__What the exercise asks__. Look through the entries that follow and return each line that has the string "thái".

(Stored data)
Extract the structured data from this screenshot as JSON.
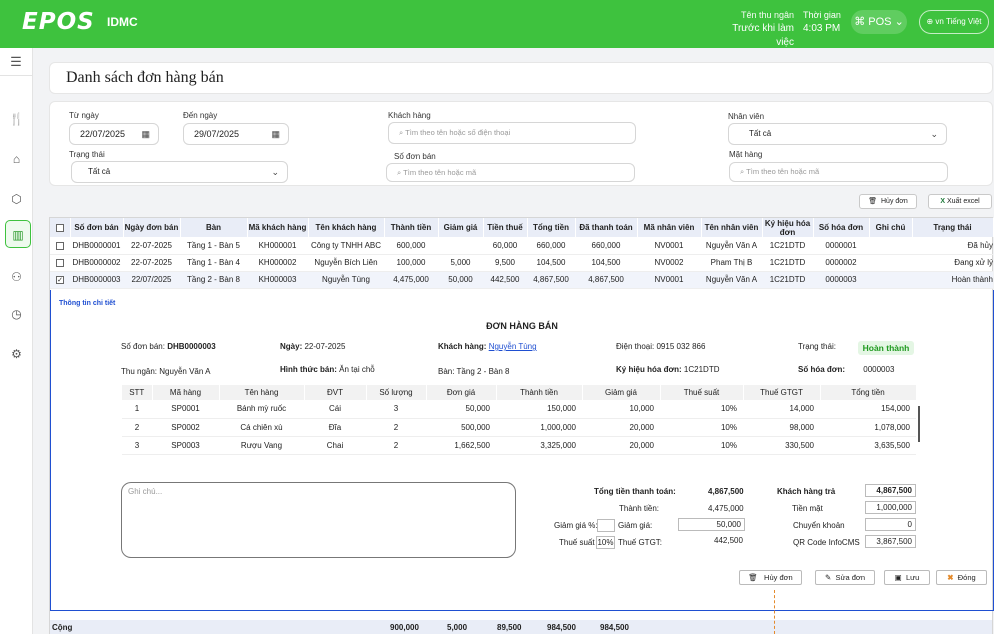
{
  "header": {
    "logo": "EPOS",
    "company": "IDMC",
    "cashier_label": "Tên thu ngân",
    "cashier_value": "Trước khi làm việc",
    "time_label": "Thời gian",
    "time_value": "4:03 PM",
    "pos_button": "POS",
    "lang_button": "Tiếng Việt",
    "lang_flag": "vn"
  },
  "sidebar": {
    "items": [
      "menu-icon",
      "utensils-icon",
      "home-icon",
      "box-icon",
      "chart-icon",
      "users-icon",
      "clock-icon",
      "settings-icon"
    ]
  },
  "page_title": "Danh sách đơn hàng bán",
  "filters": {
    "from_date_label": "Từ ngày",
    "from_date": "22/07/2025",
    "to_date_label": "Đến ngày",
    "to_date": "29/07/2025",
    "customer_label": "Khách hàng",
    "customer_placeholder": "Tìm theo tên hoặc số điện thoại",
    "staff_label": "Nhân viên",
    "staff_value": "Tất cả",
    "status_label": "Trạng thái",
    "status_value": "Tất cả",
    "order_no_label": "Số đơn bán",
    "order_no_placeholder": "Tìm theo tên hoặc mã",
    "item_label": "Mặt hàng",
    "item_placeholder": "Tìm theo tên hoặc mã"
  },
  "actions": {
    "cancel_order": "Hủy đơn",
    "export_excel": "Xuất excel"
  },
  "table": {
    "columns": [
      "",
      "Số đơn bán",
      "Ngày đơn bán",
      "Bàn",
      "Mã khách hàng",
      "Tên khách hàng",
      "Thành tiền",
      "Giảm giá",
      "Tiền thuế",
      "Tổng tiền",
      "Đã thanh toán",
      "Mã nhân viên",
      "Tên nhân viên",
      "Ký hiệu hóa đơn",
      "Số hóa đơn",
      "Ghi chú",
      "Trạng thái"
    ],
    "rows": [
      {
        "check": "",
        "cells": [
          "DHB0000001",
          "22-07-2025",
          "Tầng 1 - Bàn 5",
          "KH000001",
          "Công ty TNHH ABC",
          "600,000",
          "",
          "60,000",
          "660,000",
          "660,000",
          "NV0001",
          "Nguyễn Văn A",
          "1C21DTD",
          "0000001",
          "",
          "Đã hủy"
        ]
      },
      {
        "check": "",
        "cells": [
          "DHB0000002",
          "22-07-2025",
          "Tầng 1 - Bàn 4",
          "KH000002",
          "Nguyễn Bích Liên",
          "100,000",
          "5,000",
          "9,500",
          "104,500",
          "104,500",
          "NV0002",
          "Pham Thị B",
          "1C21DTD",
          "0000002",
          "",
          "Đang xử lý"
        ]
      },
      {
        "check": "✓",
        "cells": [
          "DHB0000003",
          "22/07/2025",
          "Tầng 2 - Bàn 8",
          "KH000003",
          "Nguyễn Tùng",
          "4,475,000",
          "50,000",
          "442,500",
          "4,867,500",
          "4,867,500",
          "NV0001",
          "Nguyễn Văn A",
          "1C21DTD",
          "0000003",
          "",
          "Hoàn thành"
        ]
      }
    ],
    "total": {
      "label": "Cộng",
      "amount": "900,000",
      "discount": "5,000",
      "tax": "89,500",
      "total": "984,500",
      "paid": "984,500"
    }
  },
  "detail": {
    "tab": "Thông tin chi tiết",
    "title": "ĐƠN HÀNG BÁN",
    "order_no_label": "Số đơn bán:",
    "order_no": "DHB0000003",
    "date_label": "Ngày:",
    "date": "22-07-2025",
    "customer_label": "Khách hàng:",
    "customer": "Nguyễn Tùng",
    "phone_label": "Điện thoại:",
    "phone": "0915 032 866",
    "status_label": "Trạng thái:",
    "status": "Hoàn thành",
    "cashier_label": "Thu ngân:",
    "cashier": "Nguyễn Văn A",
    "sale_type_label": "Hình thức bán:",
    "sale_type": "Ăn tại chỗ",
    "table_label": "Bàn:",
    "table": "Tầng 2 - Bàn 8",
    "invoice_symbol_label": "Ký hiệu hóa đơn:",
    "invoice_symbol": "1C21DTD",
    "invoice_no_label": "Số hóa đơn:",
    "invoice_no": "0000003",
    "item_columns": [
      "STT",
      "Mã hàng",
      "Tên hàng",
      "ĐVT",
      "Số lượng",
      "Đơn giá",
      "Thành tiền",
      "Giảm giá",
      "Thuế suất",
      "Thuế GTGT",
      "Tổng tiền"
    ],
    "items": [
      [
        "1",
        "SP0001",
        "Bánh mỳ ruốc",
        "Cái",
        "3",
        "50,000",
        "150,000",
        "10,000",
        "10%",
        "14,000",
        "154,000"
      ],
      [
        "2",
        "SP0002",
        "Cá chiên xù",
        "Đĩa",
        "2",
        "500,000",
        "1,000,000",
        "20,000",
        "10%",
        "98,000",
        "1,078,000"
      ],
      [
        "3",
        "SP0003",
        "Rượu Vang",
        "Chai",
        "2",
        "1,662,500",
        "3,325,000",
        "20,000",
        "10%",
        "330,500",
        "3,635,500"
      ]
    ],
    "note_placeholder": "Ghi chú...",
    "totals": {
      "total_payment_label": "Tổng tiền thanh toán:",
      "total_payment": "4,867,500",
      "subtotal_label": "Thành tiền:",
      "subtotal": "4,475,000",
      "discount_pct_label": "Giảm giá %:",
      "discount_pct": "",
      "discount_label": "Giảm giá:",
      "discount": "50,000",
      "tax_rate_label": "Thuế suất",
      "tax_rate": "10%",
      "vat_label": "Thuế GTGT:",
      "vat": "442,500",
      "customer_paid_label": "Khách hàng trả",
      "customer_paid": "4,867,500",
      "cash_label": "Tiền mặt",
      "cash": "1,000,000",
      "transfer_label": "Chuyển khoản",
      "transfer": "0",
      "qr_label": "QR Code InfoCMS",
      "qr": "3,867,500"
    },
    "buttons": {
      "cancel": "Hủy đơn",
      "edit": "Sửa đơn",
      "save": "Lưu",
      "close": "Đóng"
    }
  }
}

__Answer section__.
    "status_label": "Trạng thái",
      "Trạng thái"
    "status_label": "Trạng thái:",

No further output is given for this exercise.